The last football world cup reinstated a huge chunk of England’s pride regarding this national sport, even though it was not “coming home” at the end of the day. Germans, on the other hand, suffered a lot during these exciting weeks, because football is the all-time favourite for them, and the centre of many a town or village community on top of that.
A part of this is due to the way sports is organized in Germany. A special type of organisation, a “Verein”, is the backbone of many local communities. These charitable associations deliver everything from education and physical empowerment to social interaction and support. A verein is by definition a non-profit club, not only for sports. Nearly 600,000 of them exist in Germany, 84,000 of them are members of the German Olympic Sports Association, the DOSB (Deutscher Olympischer Sportbund). Seven million people play football in these clubs, followed by the five million members of the “Deutscher Turner Bund”, the governing body of gymnastics. Tennis players and target shooters measure up to 1.3 million participants each.
The target shooters (“Schützenvereine”) are a good example for the influence of sports clubs in towns and villages: The traditional yearly fun fair in these villages is often organized either as “Kirchweih” (by the local church community) or as “Schützenfest” (by the local target shooter or hunting club). The latter is usually combined with a target shooting competition, followed by the crowning of the “Schützenkönig”, the King of Shooters. Germany has a lot of these longstanding traditions that seem normal while you are there, and slightly odd when looked at from afar. In this, like in many other ways, Germany is very similar to England.
Also not different from England, there is a huge gap between what people do themselves in their free time and the things they are interested in. The renowned Allensbacher Institut, a polling company that keeps statistics on German habits and preferences, found that football is indeed the sport most Germans are interested in – nearly 35 per cent of Germans watch it on TV, support a club or argue about it in their free time. Much less expected is the number 2 in this list: 13 per cent of Germans are fans of Ski Jumping (who would have thought), narrowly followed by Boxing.
Read more about the prestigious Ski-Jumping Competition which takes place annually in Southern Germany and Austria.
While not in the list of the top three, one iconic German sport has a steady space in the mind of Germans, with currently growing numbers, from nine per cent to 12 per cent in general interest. Like football was invented by the English, Handball is an original German discipline, and it features all the excitement of a football game for viewers and players.
2019 offers fans a European Championship, hosted by Germany and Denmark, putting high pressure on the German team that won its last World Cup in 2006 at home and lost the last European Championship with a defeat as devastating as the football national team in Russia. There is not much room for managed expectations when the ball starts to fly in Hamburg, Berlin, Cologne and Munich this January. If you want to know more, try the website of the German Handball Association.
For Germans, sport is a well-organized and very traditional part of their everyday life, and this remains the same even in the modern of age of urban gyms and a growing fitness industry. Looking at the list of favourite sports, this is quite obvious: the first “modern” discipline on that list is Karate, with 160,000 participants number 20 on the list of popular sports.

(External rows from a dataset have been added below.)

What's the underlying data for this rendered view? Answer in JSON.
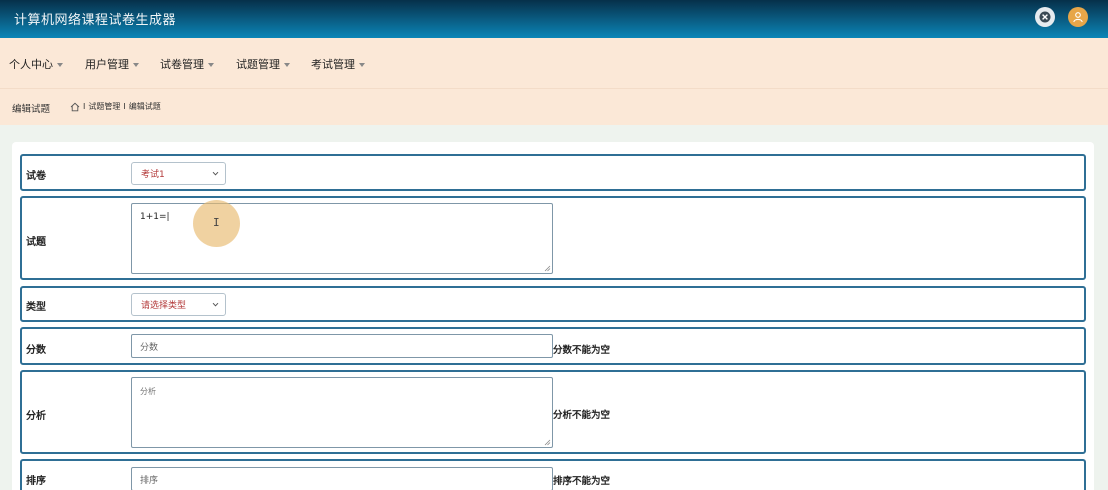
{
  "header": {
    "app_title": "计算机网络课程试卷生成器",
    "icons": [
      "close-icon",
      "user-icon"
    ],
    "accent_color": "#0a6f9e"
  },
  "nav": {
    "items": [
      {
        "label": "个人中心"
      },
      {
        "label": "用户管理"
      },
      {
        "label": "试卷管理"
      },
      {
        "label": "试题管理"
      },
      {
        "label": "考试管理"
      }
    ]
  },
  "breadcrumb": {
    "page_title": "编辑试题",
    "separator": "I",
    "items": [
      "试题管理",
      "编辑试题"
    ]
  },
  "form": {
    "paper": {
      "label": "试卷",
      "selected": "考试1"
    },
    "question": {
      "label": "试题",
      "value": "1+1=|"
    },
    "type": {
      "label": "类型",
      "selected": "请选择类型"
    },
    "score": {
      "label": "分数",
      "placeholder": "分数",
      "error": "分数不能为空"
    },
    "analysis": {
      "label": "分析",
      "placeholder": "分析",
      "error": "分析不能为空"
    },
    "order": {
      "label": "排序",
      "placeholder": "排序",
      "error": "排序不能为空"
    }
  },
  "colors": {
    "topbar": "#0a6f9e",
    "navbar": "#fbe8d7",
    "row_border": "#2f6f95",
    "select_text": "#b33a3a"
  }
}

German Karate, by the way, has made its way to Manchester. You can meet quite a few Germans at Manchester Karate, founded by a German immigrant in 2012.